--- INFORMATION SUPPLIED ---
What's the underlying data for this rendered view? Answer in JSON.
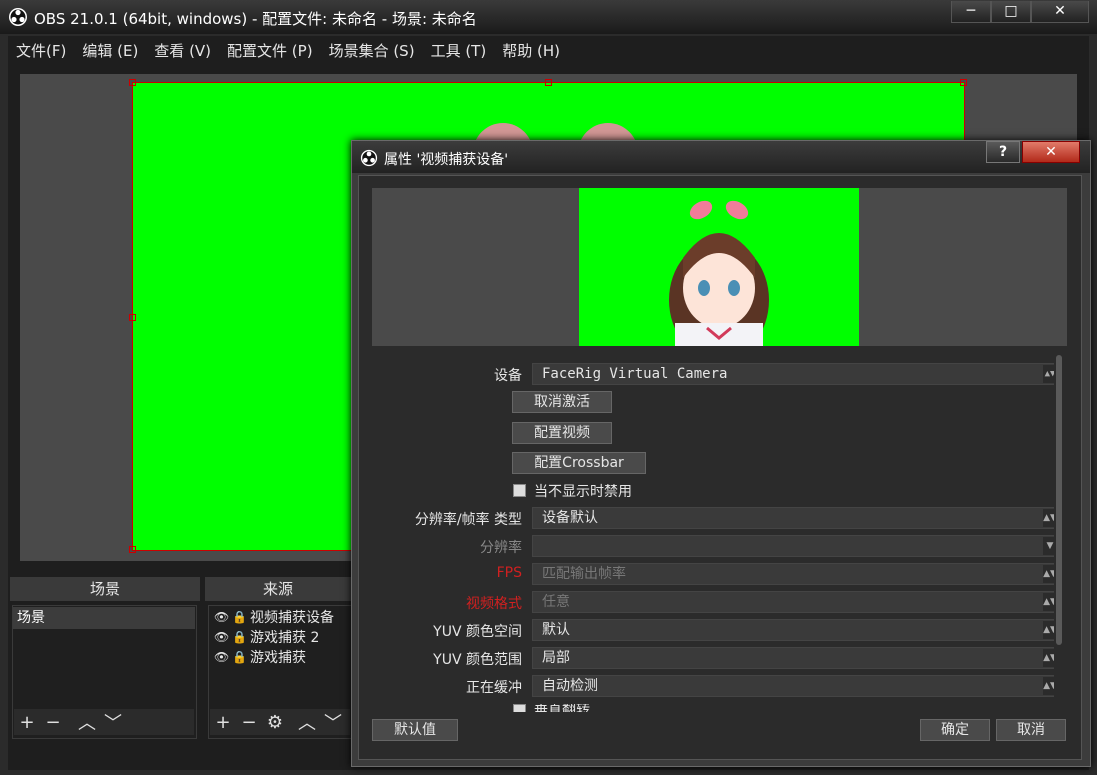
{
  "window": {
    "title": "OBS 21.0.1 (64bit, windows) - 配置文件: 未命名 - 场景: 未命名",
    "minimize": "─",
    "maximize": "□",
    "close": "✕"
  },
  "menu": [
    "文件(F)",
    "编辑 (E)",
    "查看 (V)",
    "配置文件 (P)",
    "场景集合 (S)",
    "工具 (T)",
    "帮助 (H)"
  ],
  "docks": {
    "scenes_header": "场景",
    "sources_header": "来源",
    "scenes": [
      "场景"
    ],
    "sources": [
      "视频捕获设备",
      "游戏捕获 2",
      "游戏捕获"
    ]
  },
  "dialog": {
    "title": "属性 '视频捕获设备'",
    "help": "?",
    "close": "✕",
    "device_label": "设备",
    "device_value": "FaceRig Virtual Camera",
    "deactivate_btn": "取消激活",
    "config_video_btn": "配置视频",
    "config_crossbar_btn": "配置Crossbar",
    "disable_hidden_label": "当不显示时禁用",
    "disable_hidden_checked": false,
    "res_type_label": "分辨率/帧率 类型",
    "res_type_value": "设备默认",
    "resolution_label": "分辨率",
    "resolution_value": "",
    "fps_label": "FPS",
    "fps_value": "匹配输出帧率",
    "video_format_label": "视频格式",
    "video_format_value": "任意",
    "yuv_space_label": "YUV 颜色空间",
    "yuv_space_value": "默认",
    "yuv_range_label": "YUV 颜色范围",
    "yuv_range_value": "局部",
    "buffering_label": "正在缓冲",
    "buffering_value": "自动检测",
    "flip_label": "垂直翻转",
    "defaults_btn": "默认值",
    "ok_btn": "确定",
    "cancel_btn": "取消"
  }
}
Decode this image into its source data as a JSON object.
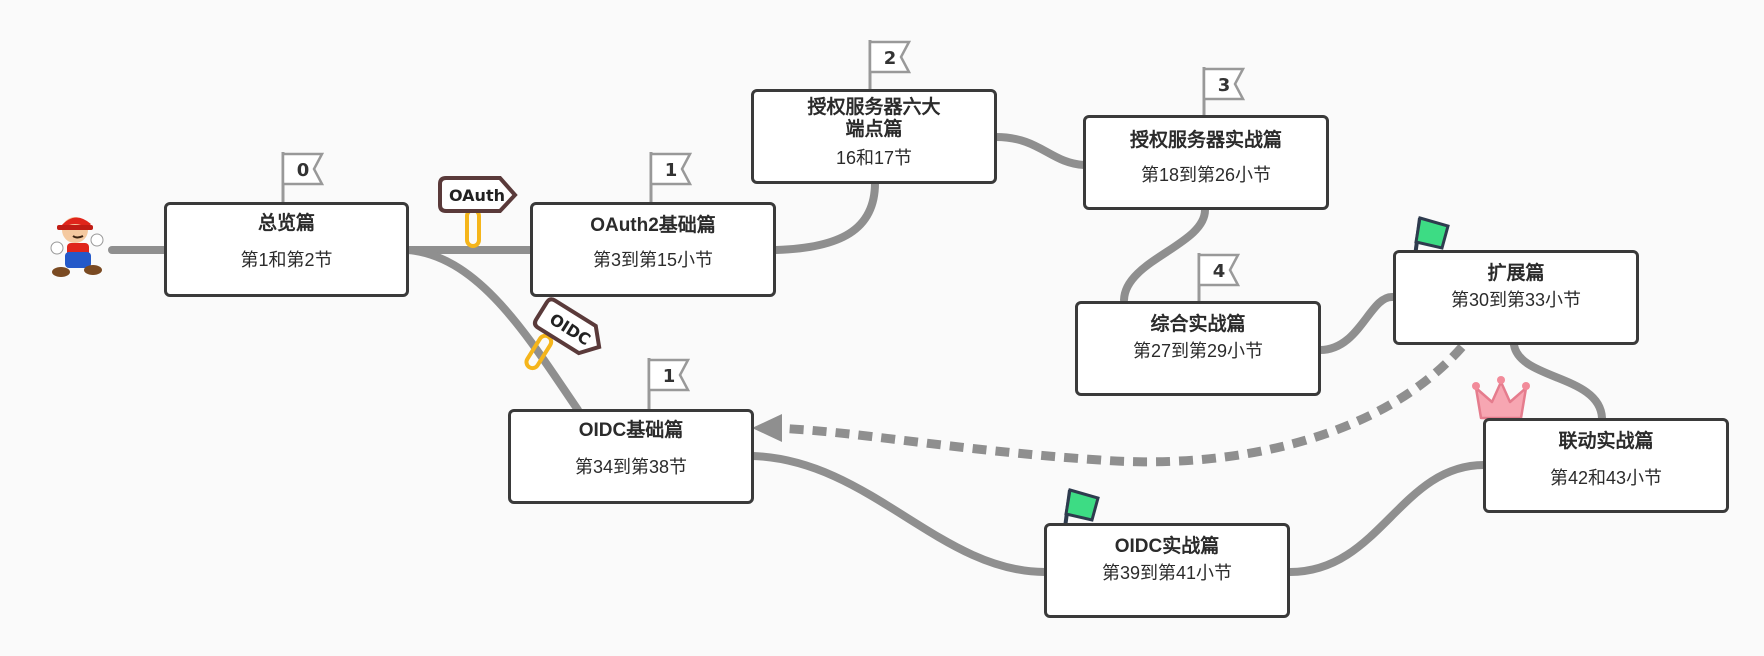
{
  "nodes": {
    "overview": {
      "title": "总览篇",
      "subtitle": "第1和第2节",
      "flag": "0"
    },
    "oauth2_basics": {
      "title": "OAuth2基础篇",
      "subtitle": "第3到第15小节",
      "flag": "1"
    },
    "auth_server_endpoints": {
      "title": "授权服务器六大\n端点篇",
      "subtitle": "16和17节",
      "flag": "2"
    },
    "auth_server_practice": {
      "title": "授权服务器实战篇",
      "subtitle": "第18到第26小节",
      "flag": "3"
    },
    "comprehensive_practice": {
      "title": "综合实战篇",
      "subtitle": "第27到第29小节",
      "flag": "4"
    },
    "extension": {
      "title": "扩展篇",
      "subtitle": "第30到第33小节"
    },
    "oidc_basics": {
      "title": "OIDC基础篇",
      "subtitle": "第34到第38节",
      "flag": "1"
    },
    "oidc_practice": {
      "title": "OIDC实战篇",
      "subtitle": "第39到第41小节"
    },
    "linkage_practice": {
      "title": "联动实战篇",
      "subtitle": "第42和43小节"
    }
  },
  "signs": {
    "oauth": "OAuth",
    "oidc": "OIDC"
  },
  "colors": {
    "connector": "#8f8f8f",
    "node_border": "#3a3a3a",
    "sign_post": "#f5b51b",
    "sign_board": "#5a3a3a",
    "goal_flag": "#3ddc84",
    "crown": "#f28b9a"
  }
}
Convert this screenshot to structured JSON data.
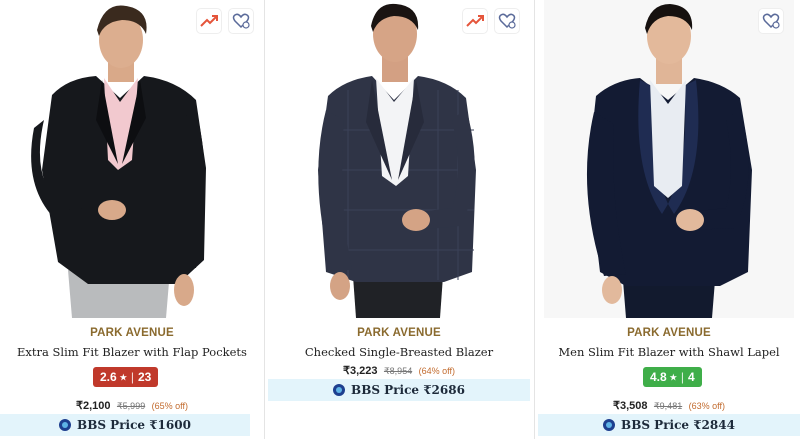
{
  "products": [
    {
      "brand": "PARK AVENUE",
      "title": "Extra Slim Fit Blazer with Flap Pockets",
      "rating": "2.6",
      "rating_count": "23",
      "rating_color": "#c0392b",
      "price": "₹2,100",
      "mrp": "₹5,999",
      "discount": "(65% off)",
      "bbs_price": "BBS Price ₹1600",
      "icons": [
        "trending-icon",
        "wishlist-icon"
      ]
    },
    {
      "brand": "PARK AVENUE",
      "title": "Checked Single-Breasted Blazer",
      "price": "₹3,223",
      "mrp": "₹8,954",
      "discount": "(64% off)",
      "bbs_price": "BBS Price ₹2686",
      "icons": [
        "trending-icon",
        "wishlist-icon"
      ]
    },
    {
      "brand": "PARK AVENUE",
      "title": "Men Slim Fit Blazer with Shawl Lapel",
      "rating": "4.8",
      "rating_count": "4",
      "rating_color": "#3fae49",
      "price": "₹3,508",
      "mrp": "₹9,481",
      "discount": "(63% off)",
      "bbs_price": "BBS Price ₹2844",
      "icons": [
        "wishlist-icon"
      ]
    }
  ],
  "colors": {
    "brand_text": "#8a6a2e",
    "bbs_background": "#e3f4fb",
    "trend_icon": "#e5553b",
    "wishlist_icon": "#5b6b9a"
  }
}
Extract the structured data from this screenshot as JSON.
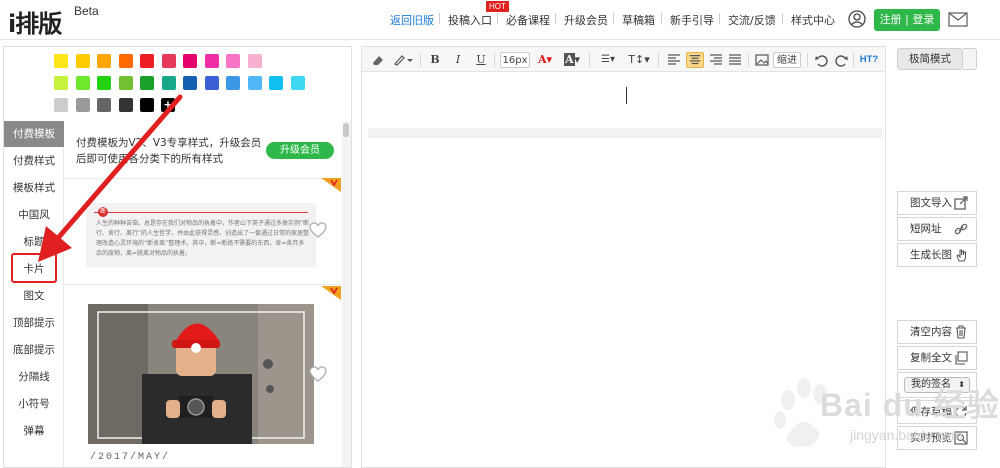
{
  "header": {
    "logo": "i排版",
    "logo_beta": "Beta",
    "hot_badge": "HOT",
    "nav": [
      {
        "label": "返回旧版",
        "active": true
      },
      {
        "label": "投稿入口",
        "active": false
      },
      {
        "label": "必备课程",
        "active": false
      },
      {
        "label": "升级会员",
        "active": false
      },
      {
        "label": "草稿箱",
        "active": false
      },
      {
        "label": "新手引导",
        "active": false
      },
      {
        "label": "交流/反馈",
        "active": false
      },
      {
        "label": "样式中心",
        "active": false
      }
    ],
    "register_label": "注册 | 登录",
    "icons": {
      "user": "user-circle-icon",
      "mail": "mail-icon"
    }
  },
  "colors": {
    "accent_green": "#2fb84a",
    "link_blue": "#1a7ad6",
    "annotation_red": "#e02020",
    "swatches_row1": [
      "#ffe61a",
      "#ffcc00",
      "#ffa400",
      "#ff6a00",
      "#ee1c24",
      "#e63a5a",
      "#e6006e",
      "#f02ea8",
      "#f774c7",
      "#f7b0cf"
    ],
    "swatches_row2": [
      "#c6f23d",
      "#6ee82a",
      "#21d311",
      "#71c132",
      "#19a02a",
      "#17a88c",
      "#155fb0",
      "#3c5fd6",
      "#3c98e6",
      "#4fb6f7",
      "#10c0f0",
      "#3fd8f2"
    ],
    "swatches_row3": [
      "#cccccc",
      "#999999",
      "#666666",
      "#333333",
      "#000000"
    ]
  },
  "left_panel": {
    "add_swatch_label": "+",
    "sidebar_items": [
      "付费模板",
      "付费样式",
      "模板样式",
      "中国风",
      "标题",
      "卡片",
      "图文",
      "顶部提示",
      "底部提示",
      "分隔线",
      "小符号",
      "弹幕"
    ],
    "promo_text": "付费模板为V2、V3专享样式，升级会员后即可使用各分类下的所有样式",
    "upgrade_label": "升级会员",
    "tpl_card_text": "人生的种种苦恼，总是存在我们对物品的执着中，作者山下英子通过多类实例“断行、舍行、离行”的人生哲学，并由此获得灵感，创造出了一套通过日常的家居整理改造心灵环境的“断舍离”整理术。其中，断=断绝不需要的东西，舍=舍弃多余的废物，离=脱离对物品的执着。",
    "tpl_card_dot": "断",
    "photo_caption": "/2017/MAY/"
  },
  "editor": {
    "font_size": "16px",
    "indent_label": "缩进",
    "html_label": "HT?",
    "icons": [
      "eraser-icon",
      "brush-icon",
      "bold-icon",
      "italic-icon",
      "underline-icon",
      "font-color-icon",
      "bg-color-icon",
      "list-icon",
      "text-size-icon",
      "align-left-icon",
      "align-center-icon",
      "align-right-icon",
      "align-justify-icon",
      "image-icon",
      "undo-icon",
      "redo-icon"
    ]
  },
  "right_panel": {
    "mode_label": "极简模式",
    "tools_top": [
      {
        "label": "图文导入",
        "icon": "import-icon"
      },
      {
        "label": "短网址",
        "icon": "link-icon"
      },
      {
        "label": "生成长图",
        "icon": "hand-icon"
      }
    ],
    "tools_bottom": [
      {
        "label": "清空内容",
        "icon": "trash-icon"
      },
      {
        "label": "复制全文",
        "icon": "copy-icon"
      }
    ],
    "signature_label": "我的签名",
    "tools_bottom2": [
      {
        "label": "保存草稿",
        "icon": "save-icon"
      },
      {
        "label": "实时预览",
        "icon": "preview-icon"
      }
    ]
  },
  "watermark": {
    "text": "Bai du 经验",
    "url": "jingyan.baidu.com"
  }
}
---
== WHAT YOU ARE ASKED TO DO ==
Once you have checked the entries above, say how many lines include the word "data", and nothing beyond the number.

== RESPONSE ==
4